Possibly the world’s largest living land mammal, at least in baseball terms. That’s not a fat joke but rather a recognition that there just haven’t been many specimens as large as he is in the history of the game, and as such it was, until very recently, hard to know what his career trajectory was going to look like. People always like to say, "He can handle it" of players who have carried tremendous workloads, but the truth is, like all of us, he can handle it until he can’t. Sabathia, built something like a triceratops, might have seemed like the exception, but no -- with his fastball down 90 mph, it seems that the mileage has told on him as it eventually must on all pitchers. Having said that, he’s still just 32, and until recently had pitched quite well; the best pitchers reinvent themselves and carry on despite the reduced velocity, and the guess here is that Sabathia will eventually figure out how to succeed despite his new limitations.
""The new Yankee Stadium undoubtedly has its faults. Monument Park is not nearly as well-displayed as it was across the street, and while the closest seats were never that affordable or accessible, they feel even more removed by the proclaimed "moat." Is it so different compared to the old place though? I order my tickets the same way (not Ticketmaster), sit in the same areas with the same beautiful ballpark views (1B/3B upper deck), and witnessed some thrilling offensive performances. The prices are irritating at times, but it remains a wonderful place to see a game. Don't forget--for as much as people mock the short porch in right field, it was even shorter in the days of Ruth, Mantle, and Murcer. -- Andrew Mearns, Pinstriped Bible
Not quite Splinter vs. Joltin' Joe
"Player comparisons are just one part of what has made the Yankees/Red Sox rivalry so enticing over the years. From DiMag & The Mick vs. Teddy Ballgame & Yaz to Munson vs. Fisk and Jeter vs. Nomah, there have been plenty of all-stars and Hall of Famers to go around. Given the current injury-depleted Yankees roster that just got swept by the Mets though, what is there? Sure, there's Cano vs. Pedroia, but what else? Pronk vs. Papi? Ichiro vs. Victorino? It's slim pickings, even with the return of Mark Teixeira and Kevin Youkilis to the Yankees lineup. Youk's return from the DL against his old team does add some spice though, and the fact that he and Teixeira (in place of the crashing-down-to-Earth Lyle Overbay) will be in the lineup makes it a little more watchable.

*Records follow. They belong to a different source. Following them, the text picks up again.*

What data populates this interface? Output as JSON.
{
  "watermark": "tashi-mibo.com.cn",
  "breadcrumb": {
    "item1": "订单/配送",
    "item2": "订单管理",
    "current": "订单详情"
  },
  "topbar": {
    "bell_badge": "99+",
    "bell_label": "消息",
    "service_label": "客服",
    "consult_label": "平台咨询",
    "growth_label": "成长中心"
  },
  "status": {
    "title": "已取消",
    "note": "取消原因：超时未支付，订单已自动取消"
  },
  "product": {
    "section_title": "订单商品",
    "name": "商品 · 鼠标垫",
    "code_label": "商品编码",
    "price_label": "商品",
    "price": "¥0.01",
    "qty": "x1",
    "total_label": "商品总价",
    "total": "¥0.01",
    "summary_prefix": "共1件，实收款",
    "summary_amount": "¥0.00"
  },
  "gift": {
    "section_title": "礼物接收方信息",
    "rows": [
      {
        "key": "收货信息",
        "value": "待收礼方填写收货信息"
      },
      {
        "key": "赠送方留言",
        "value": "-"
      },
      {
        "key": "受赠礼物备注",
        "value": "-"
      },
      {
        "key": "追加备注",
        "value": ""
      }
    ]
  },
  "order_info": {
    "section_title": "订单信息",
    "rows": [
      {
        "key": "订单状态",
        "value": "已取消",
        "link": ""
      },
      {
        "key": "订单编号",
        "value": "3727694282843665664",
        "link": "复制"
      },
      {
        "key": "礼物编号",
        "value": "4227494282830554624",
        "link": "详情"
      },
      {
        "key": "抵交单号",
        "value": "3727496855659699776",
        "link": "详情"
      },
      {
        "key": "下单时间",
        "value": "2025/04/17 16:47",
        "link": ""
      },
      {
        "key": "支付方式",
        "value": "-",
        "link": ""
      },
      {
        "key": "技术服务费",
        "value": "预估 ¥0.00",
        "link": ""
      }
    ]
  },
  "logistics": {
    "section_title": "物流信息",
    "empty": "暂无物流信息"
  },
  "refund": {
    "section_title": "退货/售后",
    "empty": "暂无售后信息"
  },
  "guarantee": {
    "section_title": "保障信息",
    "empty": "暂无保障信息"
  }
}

The Yankees were just shut down by Dillon Gee, and now they must face the sizzling Jon Lester and Clay Buchholz in two of the three games. Maybe the familiarity will help and maybe it won't, but Yankee fans will certainly feel uneasy about the slumping offense entering each game. -- Andrew Mearns, Pinstriped Bible
The enemy of my enemy is my enemy
"Of course the Red Sox/Yankees rivalry still exists, but it's changed over the years. Now, the Rays are competitive all of the time, the Orioles are back in the mix, and even the Blue Jays are making waves. (To this point, in the off-season only, but still. They're trying!) Yankees/Red Sox series feel a little different these days for those reasons, as it seems like the geographical rivalries of the AL East have helped to widen the scope of where worry and dislike and schadenfreude and all of the best parts of a rivalry need to be directed. Red Sox and Yankees fans aren't just contending with each other for bragging rights: they need to listen to Rays fans rub 2008 in both of our faces -- Boston was eliminated in the ALCS and the Yankees sat out the playoffs entirely -- watch the Orioles stop a Red Sox playoff run and be a Yankees playoff opponent in 2011 and 2012, respectively, and listen to Blue Jays fans tout the superiority of Jose Reyes and Josh Johnson while forgetting those boxes were marked "Fragile." With all that being said, the Red Sox start the series in first, the Yankees in second, with the rest of the bunch behind. What matters this weekend is this specific rivalry." -- Marc Normandin, Over the Monster